What set The Wonderful Wizard of Oz apart from other children’s books was its imaginative story line, its elaborate illustrations (created by W. W. Denslow), its characterization, and its departure from the typical style of children’s writing. In a 1900 review, a critic writes in the New York Times Saturday Review of Books and Art that the story’s humor and philosophy will surely appeal to children’s minds. The critic adds that the “bright and joyous atmosphere” gives the story excitement and optimism. Leading Oz scholar Michael Patrick Hearn asserts in Dictionary of Literary Biography: American Writers for Children, 1900–1960, “Children’s books have just not been the same since Dorothy first went to the Emerald City.” He adds, “The Scarecrow, the Tin Woodman, and the Cowardly Lion have entered the collective consciousness of childhood.”

Critics often credit Baum’s characterization for the ongoing success of The Wonderful Wizard of Oz. Although the Scarecrow, Tin Woodman, and Lion are not human, Baum makes them seem so with their desires for human qualities. In Reference Guide to American Literature, Philip Jose Farmer remarks, “The quest of the Scarecrow for brains, the Woodman for a heart, and the Lion for courage, qualities they already possessed but did not know how to use, is the stuff of which classics are made.” On the subject of secondary characters, Hearn writes,

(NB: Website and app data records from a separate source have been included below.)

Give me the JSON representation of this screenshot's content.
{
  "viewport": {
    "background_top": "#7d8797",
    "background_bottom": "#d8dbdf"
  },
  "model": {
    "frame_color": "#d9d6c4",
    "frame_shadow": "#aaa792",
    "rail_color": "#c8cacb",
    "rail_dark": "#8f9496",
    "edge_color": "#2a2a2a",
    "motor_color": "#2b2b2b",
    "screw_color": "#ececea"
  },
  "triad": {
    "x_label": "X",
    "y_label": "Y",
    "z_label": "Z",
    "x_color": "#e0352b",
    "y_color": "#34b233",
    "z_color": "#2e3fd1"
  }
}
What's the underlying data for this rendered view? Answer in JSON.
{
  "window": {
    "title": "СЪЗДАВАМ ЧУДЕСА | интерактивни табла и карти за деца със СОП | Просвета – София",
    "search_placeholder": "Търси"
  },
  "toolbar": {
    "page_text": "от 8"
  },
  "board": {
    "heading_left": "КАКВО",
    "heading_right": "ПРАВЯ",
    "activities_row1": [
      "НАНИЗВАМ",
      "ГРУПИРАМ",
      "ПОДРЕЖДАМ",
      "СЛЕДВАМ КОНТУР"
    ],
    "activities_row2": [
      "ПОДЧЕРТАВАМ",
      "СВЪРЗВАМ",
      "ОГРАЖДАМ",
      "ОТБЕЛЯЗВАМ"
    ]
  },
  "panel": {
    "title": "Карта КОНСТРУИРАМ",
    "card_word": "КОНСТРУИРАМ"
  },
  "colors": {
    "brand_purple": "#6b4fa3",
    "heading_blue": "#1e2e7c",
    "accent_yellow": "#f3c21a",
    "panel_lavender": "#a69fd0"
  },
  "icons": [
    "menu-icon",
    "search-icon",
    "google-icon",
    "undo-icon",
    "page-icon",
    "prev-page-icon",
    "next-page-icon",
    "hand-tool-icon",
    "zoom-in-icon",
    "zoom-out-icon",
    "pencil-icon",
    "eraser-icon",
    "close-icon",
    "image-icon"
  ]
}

Like Dickens and Twain, Baum had that rare gift of memorable character invention. While really only a suit stuffed with straw and an odd collection of junk, Baum’s Scarecrow and Tin Woodman are among the most beloved personalities in all of juvenile literature.

American author James Thurber remarks in New Republic in 1934 that he has been told that Baum wrote the book “to see if he could animate, and make real, creatures never alive before on sea or land.” Thurber concludes, “He succeeded, emi- nently, with the Scarecrow and Tin Woodman.” Commenting on the character of Dorothy, Hearn comments,

She is a practical, clear-sighted, modern child; she is an American child, full of mother wit and grit. . . . She thinks and reacts like a real child. When she lands in Oz, she does not go off to seek her fortune; she...

(The entire section is 705 words.)